For information: Omer Gottesman
The shape of a crumpled paper ball can be described by a network of straight folds, connected at point defects termed 'd-cones'. When the ball is opened up, the sharper folds leave the familiar plastic creases seen in crumpled papers (right image - 1). Upon closer inspection, a different type of crease can be observed; considerably sharper and more ragged than the usual creases (right image - 2). They are created when a d-cone propagates across the sheet and 'plows' the paper, leaving a sharp furrow like scar in its wake. We are interested in the formation dynamics of these creases, which bears many similarities to the propagation of cracks in solids. Another question regarding these odd creases is what role do they play in determining the full pattern of creases formed in a crumpled sheet of paper.
Extra furrows stuff:
Furrows creation in crumpled paper: Paper kvetch
A d-cone propagating in a Mylar sheet - notice the abrupt sharpening of the d-cone accompanying the initiation of propagation:
Maximally crumpled paper
Disturbing philosophical fact #1 - You can never cross the same river twice.

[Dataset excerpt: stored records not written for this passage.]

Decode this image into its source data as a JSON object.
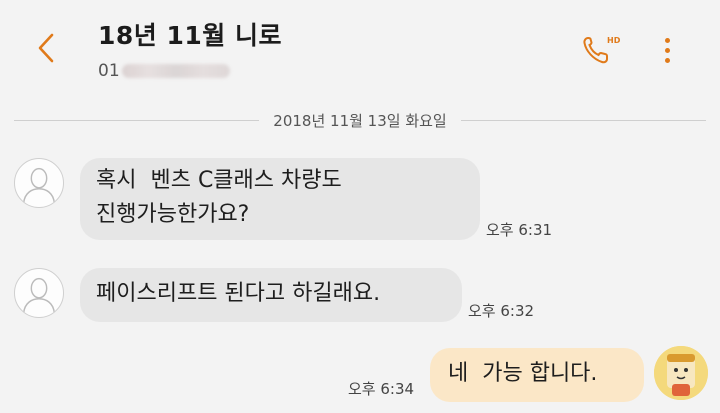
{
  "header": {
    "title": "18년 11월 니로",
    "phone_prefix": "01",
    "call_badge": "HD",
    "colors": {
      "accent": "#e07a1a"
    }
  },
  "date_separator": "2018년 11월 13일 화요일",
  "messages": [
    {
      "direction": "incoming",
      "lines": [
        "혹시  벤츠 C클래스 차량도",
        "진행가능한가요?"
      ],
      "time": "오후 6:31"
    },
    {
      "direction": "incoming",
      "lines": [
        "페이스리프트 된다고 하길래요."
      ],
      "time": "오후 6:32"
    },
    {
      "direction": "outgoing",
      "lines": [
        "네  가능 합니다."
      ],
      "time": "오후 6:34"
    }
  ]
}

Disturbing philosophical fact #2 - You can never crumple the same paper twice. Believe us, we tried!!! Despite the apparent similarity of all uncrumpled sheets, and no matter how accurately the crumpling protocol is repeated, minute differences in the crumpling process grow rapidly, leading to completely different creases patterns for different paper sheets. Once a paper is crumpled and opened up, any subsequent crumpling will tend to happen along the existing creases where the paper is weakened. Once again, however, the paper refuses to crumple in exactly the same way, and new creases appear with successive crumplings. (A fact which greatly upsets our pet ninjas!)
We are working to understand what the asymptotic behavior of a sheet crumpled repeatedly many times is. Can the sheet be trained to crumple under a certain protocol without creating new creases, or will creases continue to appear indefinitely? The answer to this question, apart from putting our ninjas' minds at ease, can help shed light on the behavior of other disordered physical systems and their approach to steady state under periodic loading.

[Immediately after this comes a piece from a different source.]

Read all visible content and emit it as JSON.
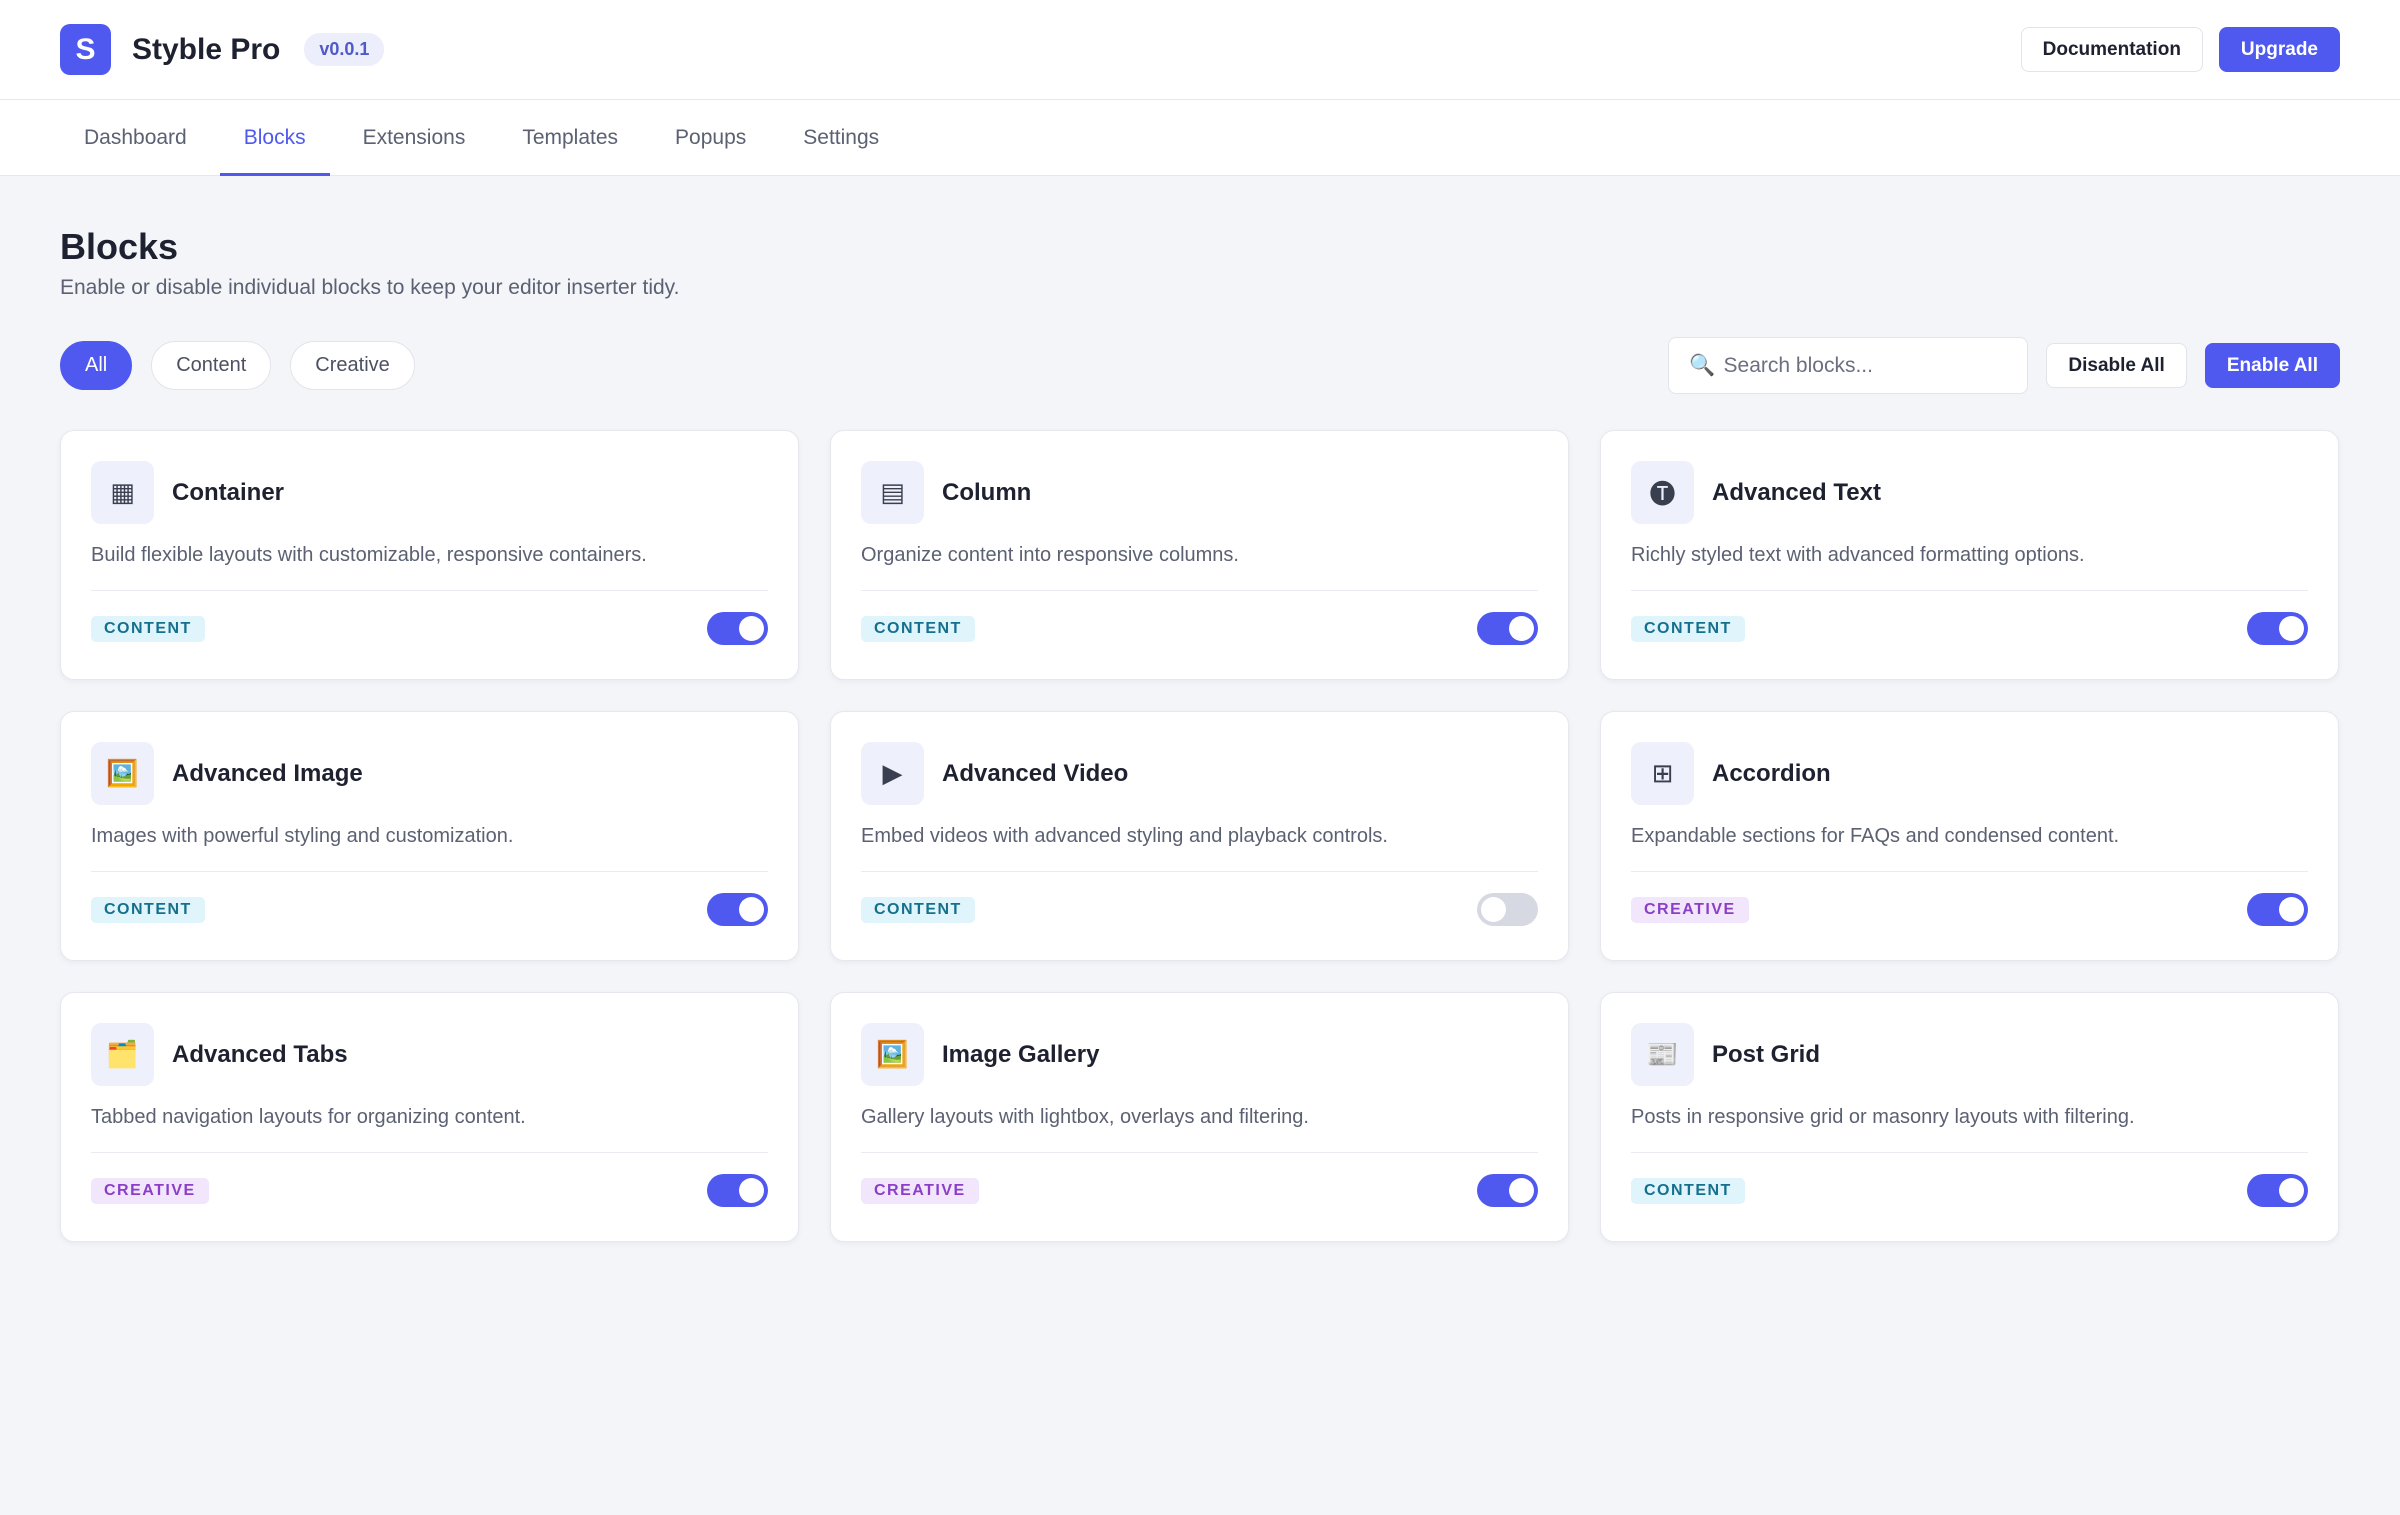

The following images show the creases in a Mylar sheet after being crumpled once, twice and three times. The bottom set shows the extracted creases, where red lines denote the creases which appeared in previous crumplings, and blue lines denote new creases.
Other fun paper stuff
Another good motivation for studying the crumpling of paper and thin sheets is that it is extraordinarily fun. Here is more fun stuff we did while playing with paper:
First attempts at kvetching papers, and a good use for the leftovers of all the coffee we drink: